Streamlining Desperation

Streamlining Desperation
The PTA has banned Tinder and other dating apps due to the perceived ‘negative effects of the immoral/indecent content’ on these platforms.

One begins to wonder whether the state of Pakistan is actively trying to build a dysfunctional society where consensual relationships between opposite genders are tightly controlled in the acceptable societal framework of marriage but dysfunctional and aggressive behaviour, like child rapes, are overlooked with minimal action from the state.

Recently, a young boy was shot after he resisted a rape attempt by other men. Such instances are increasingly common in the land of the pure where displays of morality and religiosity are considered to be of utmost importance but our collective desperation manifests itself in these frequent barbaric actions.

According to multiple reports, Pakistanis are amongst the most frequent consumers of porn in the world. Searches related to beastiality, rape and other extreme forms of adult content is frequently consumed in the land of the pure, regardless of the ban on porn sites by the PTA.

Even the most basic Internet user has now learnt how to access proxies to view the content they like. While the state of Pakistan seeks to regulate and actively control its citizens’ sexuality even in the digital realm, it fails to understand the limitations of its control in a world that is empowering technology users in fundamental ways.

While banning Tinder and other dating applications might make it more difficult for consenting adults to find suitable matches, it will certainly not eliminate the human desire to seek partners.

Such bans will, however, increase the collective desperation and frustration of the population which has minimal avenues to express themselves in realms which only make us human.

It is still difficult to assess the exact motivations of the Pakistan Telecommunication Authority in implementing these bans. Does the state of Pakistan seek to develop a society in which unmarried couples are not able to meet or interact digitally?

Already, unmarried couples face harassment by police if ever stopped on a police checkpost. They are demanded to produce proof that they are married and are extorted if they are unable to do so. With such bans, the state appears to enable such behaviour telling us what is acceptable to it and what isn’t.

And while the miniscule elite, those who are not dependent on dating apps to find and meet suitable mates will continue to lead their lives with as much freedom as their privilege allows them, the masses will feel more desperate and ultimately express their frustrations in crimes much worse than the two consenting adults meeting.

The state of Pakistan must realise that there is a limit to restricting people’s freedoms and controlling their lives.

The current prime minister of Pakistan is considered a hero by many of his supporters. One of the main reasons for Imran Khan’s appeal is his success with the opposite gender which includes multiple affairs and relationships which did not lead to marriage.
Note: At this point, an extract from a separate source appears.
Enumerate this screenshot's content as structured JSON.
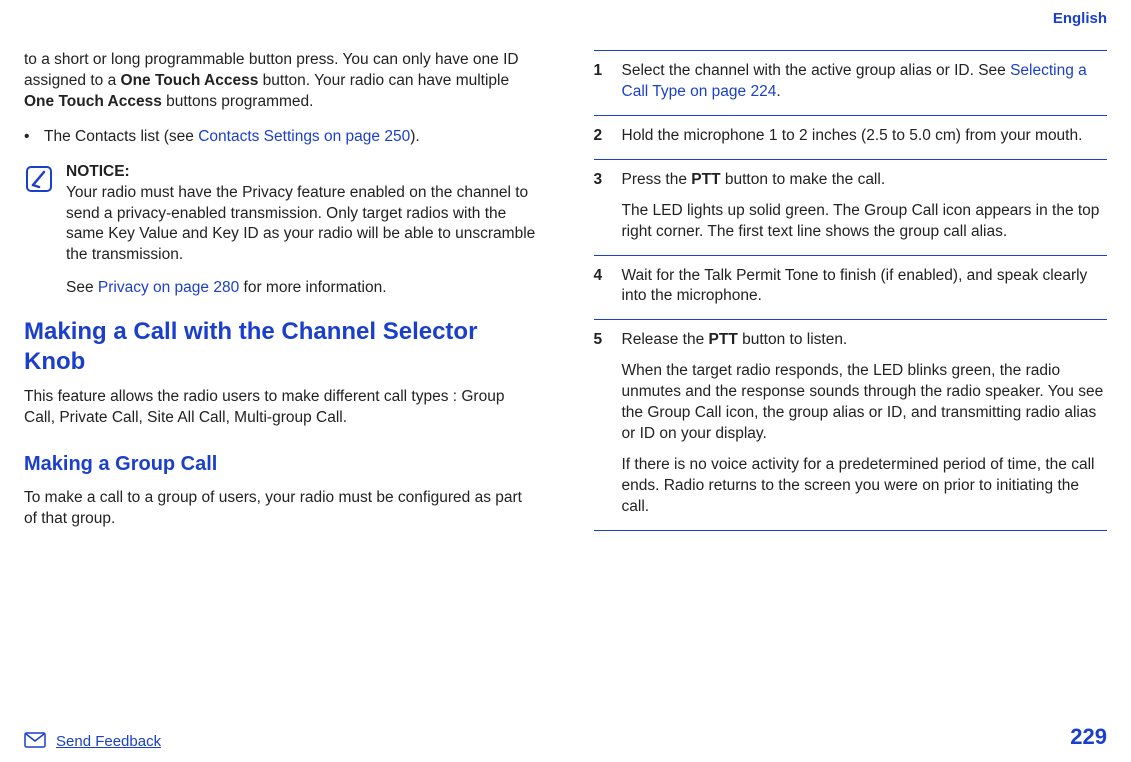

Some might call it debauchery but others might be more benevolent and consider this as actions in the personal realm.

But the question is: if the personal actions of leaders can be discounted, why can’t the same consideration be offered to regular citizens of Pakistan?

Do celebrities or powerful people have more rights than regular folk?

It is unreasonable for the state to idolise a world renowned playboy and then expect the masses to behave in a puritanical fashion.

If Pakistan is going to take a great leap to development and progress, we must rid ourselves of this myopic baggage.